This example shows how to deploy a noise reduction application on a multicore target hardware using Dataflow
To run this example, you must have the following software and hardware installed and set up:
Embedded Coder Support Package for Xilinx Zynq Platform
For details on installing the support package and setting up the Zynq hardware, refer to Install Support for Xilinx Zynq Platform (Embedded Coder Support Package for Xilinx Zynq Platform).
The dataflow execution domain allows you to make use of the multiple cores on the target hardware for computationally intensive signal processing systems.
This example shows how to specify dataflow as the execution domain of a subsystem and improve performance by generating multicore code. The example uses processor-in-the-loop (PIL) simulation for deploying the application on the ARM CPU within a Zynq hardware and execution-time profiling for measuring the performance.
The model in this example uses two Variable Bandwidth IIR filter blocks configured as a low-pass and a high-pass filter respectively. The filters are connected in series within the Dataflow Subsystem to collectively form a bandpass noise filtering system. The source signal is a random noise. Open dataflowzynq model.
Configure the model to generate code for the Zynq-based hardware. This example uses a Zynq-7000 SoC ZC702 Evaluation Kit and performs processor-in-the-loop (PIL) simulation on the target hardware.
Configure the model to generate a PIL block when code is generated for a subsystem. This allows you to measure the time taken for the Dataflow Subsystem block on the target hardware. For details on configuring PIL simulation with PIL blocks, see Simulation with Subsystem Blocks (Embedded Coder).
Enable profiling of function execution times for subsystems. For details on profiling with PIL, see Code Execution Profiling with SIL and PIL (Embedded Coder).

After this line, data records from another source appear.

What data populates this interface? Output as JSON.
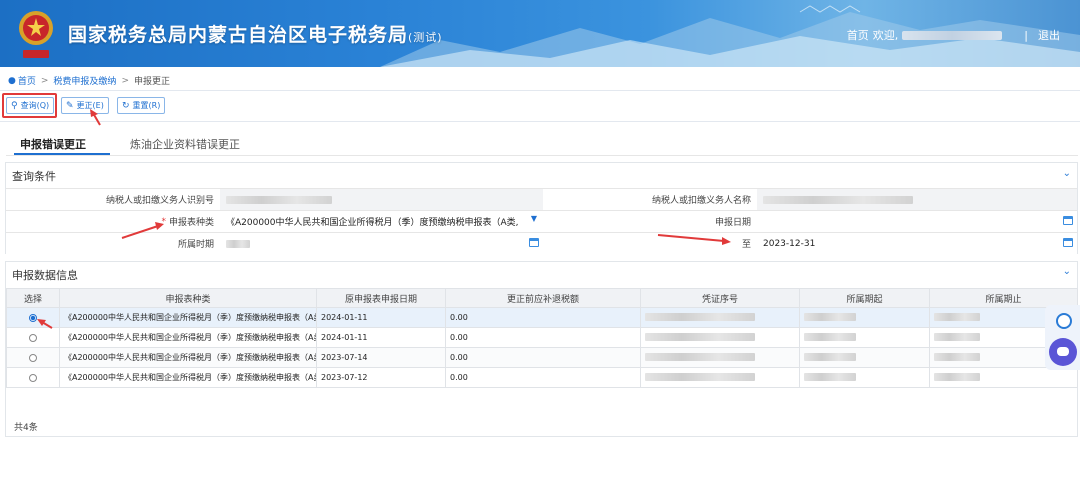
{
  "banner": {
    "title": "国家税务总局内蒙古自治区电子税务局",
    "title_suffix": "(测试)",
    "home_link": "首页",
    "welcome": "欢迎,",
    "separator": "|",
    "logout": "退出"
  },
  "breadcrumb": {
    "home": "首页",
    "level1": "税费申报及缴纳",
    "current": "申报更正",
    "sep": ">"
  },
  "toolbar": {
    "query_label": "查询(Q)",
    "correct_label": "更正(E)",
    "reset_label": "重置(R)"
  },
  "tabs": [
    {
      "label": "申报错误更正",
      "active": true
    },
    {
      "label": "炼油企业资料错误更正",
      "active": false
    }
  ],
  "query_panel": {
    "title": "查询条件",
    "taxpayer_id_label": "纳税人或扣缴义务人识别号",
    "taxpayer_name_label": "纳税人或扣缴义务人名称",
    "form_type_label": "申报表种类",
    "form_type_required": "*",
    "form_type_value": "《A200000中华人民共和国企业所得税月（季）度预缴纳税申报表（A类,",
    "report_date_label": "申报日期",
    "period_label": "所属时期",
    "period_to_label": "至",
    "period_to_value": "2023-12-31"
  },
  "data_panel": {
    "title": "申报数据信息",
    "columns": [
      "选择",
      "申报表种类",
      "原申报表申报日期",
      "更正前应补退税额",
      "凭证序号",
      "所属期起",
      "所属期止"
    ],
    "rows": [
      {
        "selected": true,
        "form": "《A200000中华人民共和国企业所得税月（季）度预缴纳税申报表（A类...",
        "date": "2024-01-11",
        "amount": "0.00"
      },
      {
        "selected": false,
        "form": "《A200000中华人民共和国企业所得税月（季）度预缴纳税申报表（A类...",
        "date": "2024-01-11",
        "amount": "0.00"
      },
      {
        "selected": false,
        "form": "《A200000中华人民共和国企业所得税月（季）度预缴纳税申报表（A类...",
        "date": "2023-07-14",
        "amount": "0.00"
      },
      {
        "selected": false,
        "form": "《A200000中华人民共和国企业所得税月（季）度预缴纳税申报表（A类...",
        "date": "2023-07-12",
        "amount": "0.00"
      }
    ],
    "total": "共4条"
  },
  "icons": {
    "query": "search-icon",
    "correct": "edit-icon",
    "reset": "refresh-icon",
    "calendar": "calendar-icon",
    "collapse": "chevron-down-icon"
  },
  "colors": {
    "brand_blue": "#1e6fd0",
    "highlight_red": "#e13a3a",
    "selected_row": "#e8f1fb"
  }
}
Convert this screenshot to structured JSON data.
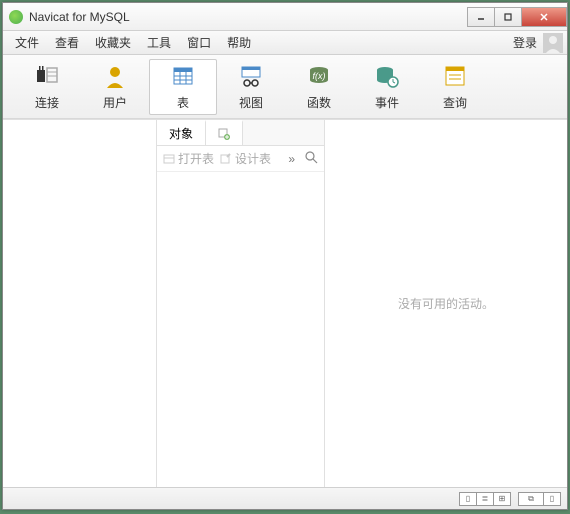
{
  "window": {
    "title": "Navicat for MySQL"
  },
  "menu": {
    "items": [
      "文件",
      "查看",
      "收藏夹",
      "工具",
      "窗口",
      "帮助"
    ],
    "login": "登录"
  },
  "toolbar": {
    "connect": "连接",
    "user": "用户",
    "table": "表",
    "view": "视图",
    "function": "函数",
    "event": "事件",
    "query": "查询"
  },
  "tabs": {
    "objects": "对象"
  },
  "subtoolbar": {
    "open": "打开表",
    "design": "设计表",
    "more": "»"
  },
  "right": {
    "empty": "没有可用的活动。"
  },
  "colors": {
    "accent": "#4caf50",
    "yellow": "#d9a400",
    "teal": "#4a9a8a",
    "cyl": "#6a8a5a"
  }
}
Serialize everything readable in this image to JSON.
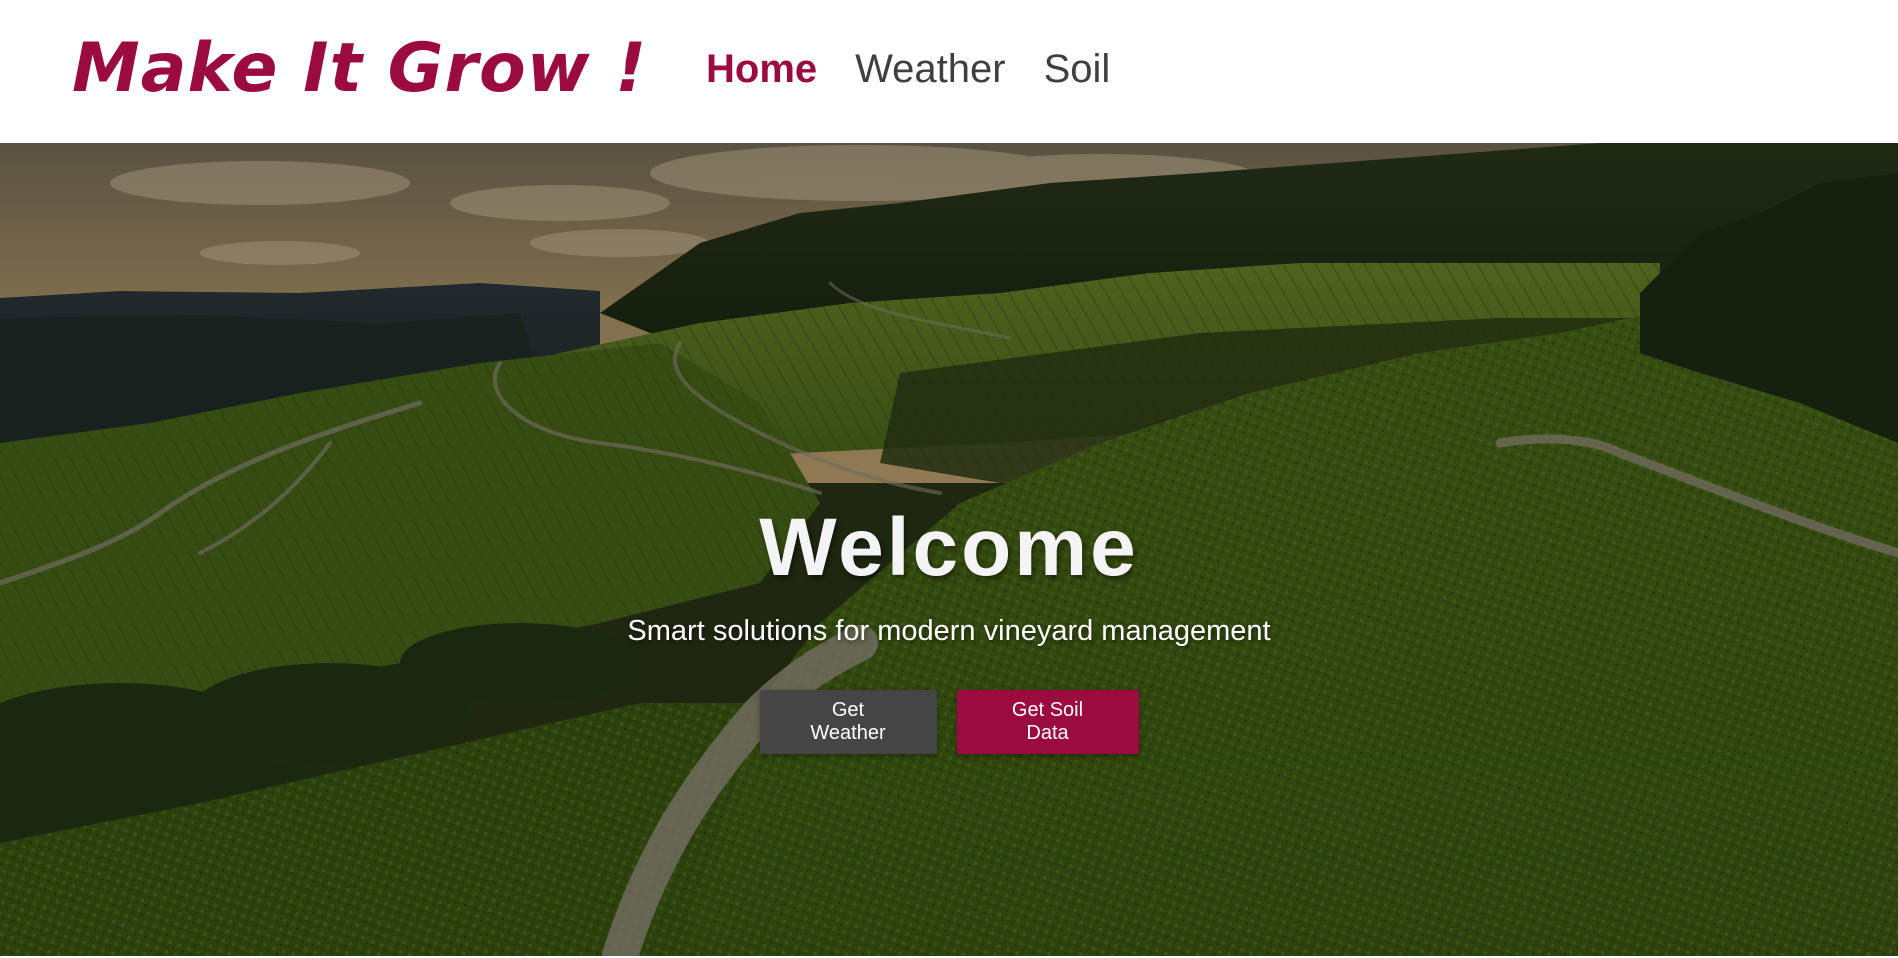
{
  "header": {
    "logo_text": "Make It Grow !",
    "nav": [
      {
        "label": "Home",
        "active": true
      },
      {
        "label": "Weather",
        "active": false
      },
      {
        "label": "Soil",
        "active": false
      }
    ]
  },
  "hero": {
    "title": "Welcome",
    "subtitle": "Smart solutions for modern vineyard management",
    "buttons": {
      "weather_label": "Get Weather",
      "soil_label": "Get Soil Data"
    }
  },
  "colors": {
    "brand": "#9b0b3f",
    "nav_text": "#3f3f3f",
    "secondary_button": "#454545"
  }
}
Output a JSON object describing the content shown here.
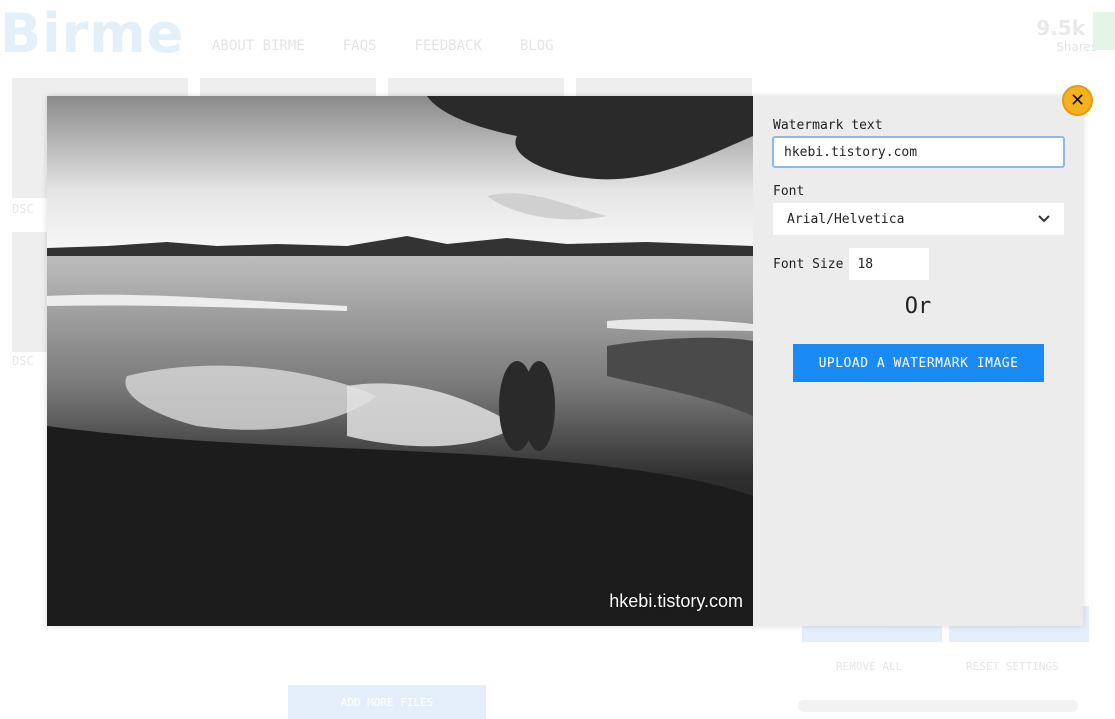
{
  "background": {
    "logo": "Birme",
    "nav": [
      "ABOUT BIRME",
      "FAQS",
      "FEEDBACK",
      "BLOG"
    ],
    "shares_count": "9.5k",
    "shares_label": "Shares",
    "thumb_label": "DSC",
    "add_more_button": "ADD MORE FILES",
    "links": [
      "REMOVE ALL",
      "RESET SETTINGS"
    ]
  },
  "modal": {
    "watermark_label": "Watermark text",
    "watermark_value": "hkebi.tistory.com",
    "font_label": "Font",
    "font_selected": "Arial/Helvetica",
    "font_size_label": "Font Size",
    "font_size_value": "18",
    "or_text": "Or",
    "upload_button": "UPLOAD A WATERMARK IMAGE",
    "photo_watermark": "hkebi.tistory.com",
    "close_icon": "close-icon"
  },
  "colors": {
    "accent_blue": "#1a8af5",
    "close_yellow": "#f4b223",
    "panel_bg": "#ececec"
  }
}
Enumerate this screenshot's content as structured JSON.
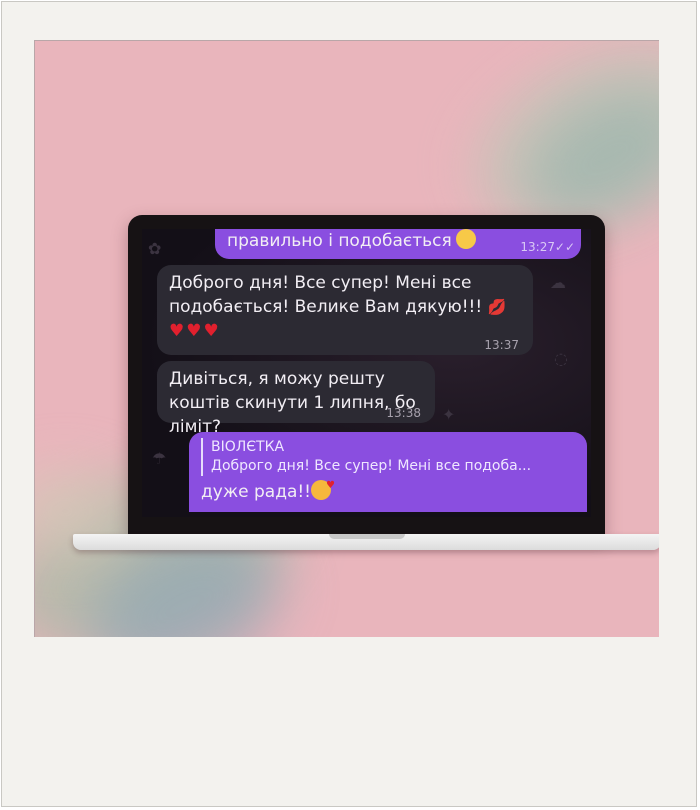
{
  "chat": {
    "top_message": {
      "text": "правильно і подобається",
      "time": "13:27",
      "read_status": "✓✓"
    },
    "messages": [
      {
        "direction": "incoming",
        "text": "Доброго дня! Все супер! Мені все подобається! Велике Вам дякую!!!",
        "emoji": "💋",
        "hearts": "♥♥♥",
        "time": "13:37"
      },
      {
        "direction": "incoming",
        "text": "Дивіться, я можу решту коштів скинути 1 липня, бо ліміт?",
        "time": "13:38"
      },
      {
        "direction": "outgoing",
        "reply_author": "ВІОЛЄТКА",
        "reply_text": "Доброго дня! Все супер! Мені все подоба...",
        "text": "дуже рада!!"
      }
    ]
  },
  "colors": {
    "photo_background": "#e9b5bc",
    "outgoing_bubble": "#8a4ee0",
    "incoming_bubble": "#2c2a33",
    "frame": "#f3f2ee"
  },
  "icons": [
    "smiling-face-icon",
    "double-check-icon",
    "kiss-mark-icon",
    "heart-icon",
    "smiling-face-with-hearts-icon"
  ]
}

Build the Dataflow Subsystem block. This step generates the PIL block from Dataflow Subsystem.
Replace Dataflow Subsystem block in the original model with the generated PIL block.
Simulate the model and measure average execution time of the subsystem using the profiling results retrieved at the end of PIL simulation. Average execution time can be obtained by dividing the total execution time taken by the subsystem by the number of calls to the subsystem. This number is computed and shown below.
Average execution time of generated code for single-core = 5.6 ms
Dataflow domains automatically partition your model and generates code with multiple threads for multicore targets. In Simulink, you specify dataflow as the execution domain for a subsystem by setting the Domain parameter to Dataflow using Property Inspector. You can view the Property Inspector for a subsystem, first by selecting the subsystem and then selecting View>Property Inspector. In the Property Inspector, you can set the domain to dataflow by selecting Set domain specification and then selecting "Dataflow" for Domain setting. You can also use the Dataflow Subsystem block from the Dataflow library of DSP System toolbox to get a subsystem that is preconfigured with the dataflow execution domain.
To increase the throughput of a system, it can be advantageous to increase the latency of a system. Specify the Latency value in the Execution tab of the Property Inspector. Setting a Latency value of 1 will add a pipeline delay to break dependency between the filter blocks and enable the dataflow domain to achieve concurrency.
To enable multicore code generation, you must select the Allow tasks to execute concurrently on target parameter in the Solver pane of the Configuration Parameters under Solver details.
Rebuild the Dataflow Subsystem block to generate the multicore version of the PIL block.
After code generation is completed for the subsystem, you can observe the generated functions for each concurrent thread created by the dataflow domain and how they are triggered during execution of the model step function.
The Dataflow Subsystem block generates two thread functions, Dataflow_ThreadFcn0 and Dataflow_ThreadFcn1.
The thread functions are registered as POSIX threads at model initialization and triggered during each model step. The consecutive trigger and wait function calls implement the fork-join pattern for the dataflow threads.
Simulate the model with the multicore version of the PIL block and repeat the measurement for the execution time of the subsystem.
Average execution time of generated code for multicore = 3.9 ms
Actual speedup with dataflow: 1.44x
Copyright 2020 The MathWorks, Inc.